Celiac disease is an autoimmune condition that affects about 1% of people. When someone with celiac disease consumes gluten, a protein found in rye, barley, and wheat, their body responds by damaging the lining of the small intestine.
This prevents the lining from absorbing some nutrients and can cause different symptoms, including fatigue, anemia, diarrhea, weight loss, and more. So far, about 3 million Americans have been diagnosed with this genetic disease.
Board-certified gastroenterologist John M. Rivas, MD, and the team at the Rivas Digestive Center in Hollywood, Florida, offer diagnostic services and ongoing care for patients with celiac disease.
While celiac disease is a hereditary condition, meaning it runs in families, recent research reveals there may be a strong link between certain vitamins and the development of the disease. Keep reading to learn more about how vitamins might play a role.

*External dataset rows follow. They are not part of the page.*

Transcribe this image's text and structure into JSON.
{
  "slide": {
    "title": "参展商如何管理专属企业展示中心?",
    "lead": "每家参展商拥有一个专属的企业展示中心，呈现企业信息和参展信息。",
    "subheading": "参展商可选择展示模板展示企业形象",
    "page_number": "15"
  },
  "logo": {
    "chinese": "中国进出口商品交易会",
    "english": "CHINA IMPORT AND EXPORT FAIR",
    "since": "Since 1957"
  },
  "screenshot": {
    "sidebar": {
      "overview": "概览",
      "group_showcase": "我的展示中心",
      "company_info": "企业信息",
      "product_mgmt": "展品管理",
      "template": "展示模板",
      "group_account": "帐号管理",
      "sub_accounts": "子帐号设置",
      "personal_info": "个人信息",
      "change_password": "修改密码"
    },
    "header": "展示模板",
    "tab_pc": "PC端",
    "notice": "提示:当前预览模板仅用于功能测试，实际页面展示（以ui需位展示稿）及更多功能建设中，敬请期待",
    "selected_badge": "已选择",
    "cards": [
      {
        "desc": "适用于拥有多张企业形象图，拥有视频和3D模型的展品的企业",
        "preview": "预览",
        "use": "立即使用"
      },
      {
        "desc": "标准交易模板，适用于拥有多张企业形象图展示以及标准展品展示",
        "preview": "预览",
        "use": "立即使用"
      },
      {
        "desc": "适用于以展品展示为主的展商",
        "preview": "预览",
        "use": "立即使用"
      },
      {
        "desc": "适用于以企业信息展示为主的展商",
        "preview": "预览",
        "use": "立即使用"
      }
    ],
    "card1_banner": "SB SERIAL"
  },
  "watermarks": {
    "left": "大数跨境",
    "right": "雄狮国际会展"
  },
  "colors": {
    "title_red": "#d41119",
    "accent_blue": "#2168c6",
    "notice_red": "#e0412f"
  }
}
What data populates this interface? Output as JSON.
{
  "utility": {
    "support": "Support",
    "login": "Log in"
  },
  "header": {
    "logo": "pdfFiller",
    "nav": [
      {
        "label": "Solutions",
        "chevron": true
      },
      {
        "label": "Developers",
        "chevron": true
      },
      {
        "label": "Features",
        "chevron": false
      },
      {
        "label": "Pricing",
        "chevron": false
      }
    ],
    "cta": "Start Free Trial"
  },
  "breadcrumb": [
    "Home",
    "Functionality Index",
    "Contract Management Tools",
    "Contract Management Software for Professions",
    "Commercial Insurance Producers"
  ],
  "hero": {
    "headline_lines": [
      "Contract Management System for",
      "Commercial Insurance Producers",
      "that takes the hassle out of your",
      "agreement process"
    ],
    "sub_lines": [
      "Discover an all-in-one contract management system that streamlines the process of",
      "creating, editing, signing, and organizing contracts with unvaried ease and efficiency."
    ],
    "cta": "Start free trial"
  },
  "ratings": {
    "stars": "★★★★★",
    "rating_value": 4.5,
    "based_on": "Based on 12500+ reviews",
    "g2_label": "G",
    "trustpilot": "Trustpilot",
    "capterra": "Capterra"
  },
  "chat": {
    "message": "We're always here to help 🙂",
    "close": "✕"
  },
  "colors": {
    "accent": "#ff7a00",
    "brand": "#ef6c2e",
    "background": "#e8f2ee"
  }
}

People with celiac disease carry a gene for the condition (either HLA-DQ2 or HLA-DQ8). You can have genetic testing to see if you have the gene, even if you don’t have any symptoms of the disease.
However, even if you have the gene, that doesn’t mean you’ll develop active celiac disease. Having the gene for celiac simply means you could develop the disease once you’ve eaten gluten.
Researchers believe in addition to having the gene and eating gluten, a person must experience some other risk factor to trigger the disease. The factors linked to celiac disease are still being studied, but can include:
Celiac disease also tends to be more common in people who have another genetic or autoimmune condition, like type 1 diabetes.
It’s important to understand that celiac disease presents differently for everyone. This means that the symptoms you might have—and their severity—might be different from someone else with the same disease. Some of the most common celiac symptoms include:
Having active celiac disease also prevents your body from absorbing nutrients and vitamins, which can cause ulcers and other skin issues. The good news is that by adopting a gluten-free diet, you can control and reverse most of the symptoms and the other side effects the disease causes.
It’s clear that for celiac disease to develop, environmental factors, whether internal (like an illness) or external (like a stressful event) play a role. Although it’s still being researched, studies have found a link between the levels of a certain vitamin and the development of celiac disease.
Scientists have found that many people, both adults and children, diagnosed with celiac disease also have low levels of vitamin D. While celiac disease prevents the absorption of vitamins and minerals, researchers wondered if low vitamin D, which plays a role in modulating inflammation and your immune system, could trigger celiac disease.
This causation has yet to be proven, and studies are still underway. However, the role of vitamin D and its role in immune modulation means it should be considered a possible key factor in the onset of celiac disease.
If you’re concerned about celiac disease, Dr. Rivas offers diagnostic services and ongoing care. Schedule an appointment online or over the phone at the Rivas Digestive Center in Hollywood, Florida, to get started.